What the task requires: Report each line of the entries that includes "title" by copying it.
===== Information shown
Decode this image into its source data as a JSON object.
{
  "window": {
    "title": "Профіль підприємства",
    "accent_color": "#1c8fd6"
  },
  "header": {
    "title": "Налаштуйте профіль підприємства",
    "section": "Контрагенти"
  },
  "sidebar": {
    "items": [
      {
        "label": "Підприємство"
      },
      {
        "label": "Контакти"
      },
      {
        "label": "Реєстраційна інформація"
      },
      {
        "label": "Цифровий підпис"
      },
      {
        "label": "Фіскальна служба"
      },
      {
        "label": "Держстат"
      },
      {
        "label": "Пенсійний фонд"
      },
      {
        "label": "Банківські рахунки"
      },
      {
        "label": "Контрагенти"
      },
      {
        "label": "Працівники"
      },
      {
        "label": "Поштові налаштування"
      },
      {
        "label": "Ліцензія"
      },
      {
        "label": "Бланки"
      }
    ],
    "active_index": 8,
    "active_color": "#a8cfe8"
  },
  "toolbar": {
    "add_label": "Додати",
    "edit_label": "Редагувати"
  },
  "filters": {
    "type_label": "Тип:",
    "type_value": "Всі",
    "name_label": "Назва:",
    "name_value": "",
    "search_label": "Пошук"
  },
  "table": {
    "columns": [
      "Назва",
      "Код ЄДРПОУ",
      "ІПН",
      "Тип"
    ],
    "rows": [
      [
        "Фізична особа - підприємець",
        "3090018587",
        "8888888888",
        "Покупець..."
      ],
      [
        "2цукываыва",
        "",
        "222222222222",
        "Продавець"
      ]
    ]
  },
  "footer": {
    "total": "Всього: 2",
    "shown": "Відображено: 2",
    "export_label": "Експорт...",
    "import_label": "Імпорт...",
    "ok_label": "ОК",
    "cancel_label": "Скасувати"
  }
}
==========
Written answer:
    "title": "Профіль підприємства",
    "title": "Налаштуйте профіль підприємства",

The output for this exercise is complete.